Blondie’s Blessed Event, released in 1942 as the 11th film in the Blondie series, was the first to make passing reference to America’s then recent involvement in World War II. The end of the film, like so many others in the series, finds Dagwood fired from the J.C. Dithers Construction Company. A representative of the government arrives to offer Dagwood a job researching alternative building materials, so that “every scrap of iron and steel can be used for victory.” The following film would be about only this topic.
Blondie For Victory opens with Dagwood’s boss getting flustered by a call from his wife informing him that nine soldiers are being barracked at his house. Dagwood goes home to find his house the location of a meeting of the Housewives of America, an organization Blondie is organizing for “the defense and preservation of the American home.” It is unclear what they actually do other than make their husbands terrified that they might do something that might make them appear unpatriotic. Blondie and the other housewives plunge into volunteer work for the group, leaving the boys to fend for themselves, with the expected frictions within home life. Meanwhile son Alexander and neighbor boy Alvin Fuddle collect donations for the war effort.

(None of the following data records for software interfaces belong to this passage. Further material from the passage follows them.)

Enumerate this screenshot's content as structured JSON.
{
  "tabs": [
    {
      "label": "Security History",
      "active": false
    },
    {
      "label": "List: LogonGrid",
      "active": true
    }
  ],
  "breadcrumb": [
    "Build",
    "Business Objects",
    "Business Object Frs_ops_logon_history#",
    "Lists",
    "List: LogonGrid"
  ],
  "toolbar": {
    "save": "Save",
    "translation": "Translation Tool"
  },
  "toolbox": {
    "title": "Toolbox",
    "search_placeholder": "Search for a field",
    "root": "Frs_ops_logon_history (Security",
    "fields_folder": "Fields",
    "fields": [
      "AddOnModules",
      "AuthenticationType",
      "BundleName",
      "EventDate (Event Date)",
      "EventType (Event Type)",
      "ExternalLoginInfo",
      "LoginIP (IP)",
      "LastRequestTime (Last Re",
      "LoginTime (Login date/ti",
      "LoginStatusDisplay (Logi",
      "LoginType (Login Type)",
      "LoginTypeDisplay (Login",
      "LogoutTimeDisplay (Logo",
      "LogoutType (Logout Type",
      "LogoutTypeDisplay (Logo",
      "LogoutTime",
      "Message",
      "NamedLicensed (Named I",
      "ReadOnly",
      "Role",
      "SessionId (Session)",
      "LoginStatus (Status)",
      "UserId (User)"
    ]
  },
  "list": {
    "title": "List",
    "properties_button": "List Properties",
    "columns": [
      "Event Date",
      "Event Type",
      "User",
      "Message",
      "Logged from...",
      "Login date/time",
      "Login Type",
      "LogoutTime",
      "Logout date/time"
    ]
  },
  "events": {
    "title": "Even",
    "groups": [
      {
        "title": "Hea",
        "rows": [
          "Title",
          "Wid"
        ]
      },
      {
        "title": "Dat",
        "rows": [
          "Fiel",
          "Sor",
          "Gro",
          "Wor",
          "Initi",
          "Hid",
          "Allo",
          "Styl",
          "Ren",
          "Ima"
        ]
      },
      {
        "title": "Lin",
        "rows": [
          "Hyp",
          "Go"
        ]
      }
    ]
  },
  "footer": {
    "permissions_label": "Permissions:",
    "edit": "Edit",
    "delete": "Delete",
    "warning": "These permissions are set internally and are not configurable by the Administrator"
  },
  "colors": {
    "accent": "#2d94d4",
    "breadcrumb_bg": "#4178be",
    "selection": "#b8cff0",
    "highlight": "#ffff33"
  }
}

While this gives an interesting peak at attitudes towards the war effort in the early stages of the war, it is not especially a good comedy, and there are no stand-out funny moments.